Published: April 22, 2014
The exporters should remove any saps, bruises, or deformed mangoes when preparing for a shipment to the EU. PHOTO: FILE
KARACHI: Being alarmed by the European Union (EU) ban on the import of Indian mangoes, Pakistan exporters have urged the government to strictly monitor this year’s mango exports to the EU.
Pakistan Fruit and Vegetable Exporters, Importers and Merchant Association (PFVA) has asked the Ministry of National Food Security and Research to take a number of steps to save mango exports to the EU during the forthcoming season.
PFVA, through the protocol sent to the ministry, has suggested the ministry to only allow those exporters who follow these protocols.
Protocol suggests following measures
It must be ensured that mangoes will be procured from orchards which are better managed and they are not infested with pests and diseases (e.g: fruit fly, hopper, anthracnose, alternaria, stem end rot)
Starting this April, proper documented spray, hygiene, and control measures need to be put in place (Integrated Pest Management). The orchards from where the fruit for the EU are going to be procured should be available for Department of Plant Protection (DPP) and Trade Development Authority of Pakistan (TDAP) inspections.
The protocols say that the exporters must initiate facilitating the farmers for Global GAP certification in this season. The exporters should remove any saps, bruises, or deformed mangoes when preparing for a shipment to the EU. These injuries and marks affect the quality and increase the possibility of a rejection on the suspicion of pest presence.
The minimum tolerance level of grading and sizing must meet the EU standard marketing standard for mangoes. The criterion for the preparation and handling of shipment must be in accordance with the appropriate section of the recommended international code of practice.
Exporters must conduct the laboratory analysis for microbiological, heavy metal contamination and pesticide residues from an ISO 17025 certified (PCSIR) laboratory to ensure that these contaminants and residues are in acceptable limits as prescribed by the EU.
The cost of these tests must be facilitated by the TDAP either fully or at least 50%. The DPP must ensure the inspection of cargo before issuing the phytosanitory certificate.
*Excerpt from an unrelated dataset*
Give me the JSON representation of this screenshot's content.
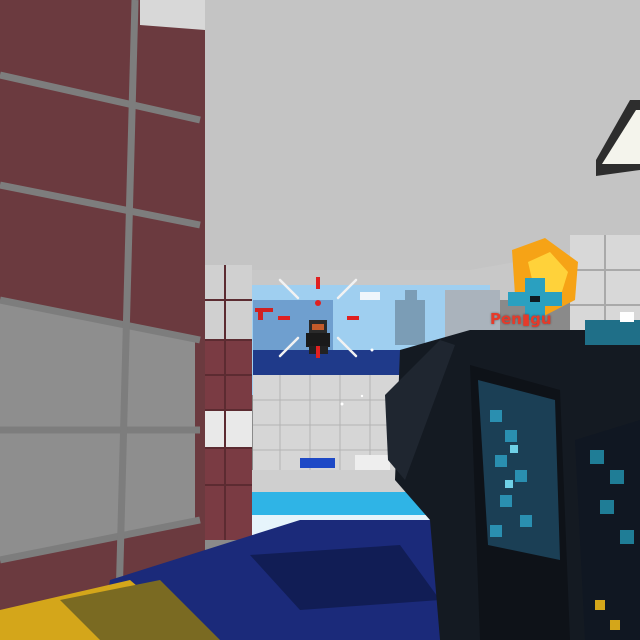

The DPP must ensure to set any machinery equipped with latest technology which can scan the cargo in order to detect the internal infestation of fruit as soon as possible.
Published in The Express Tribune, April 22nd, 2014.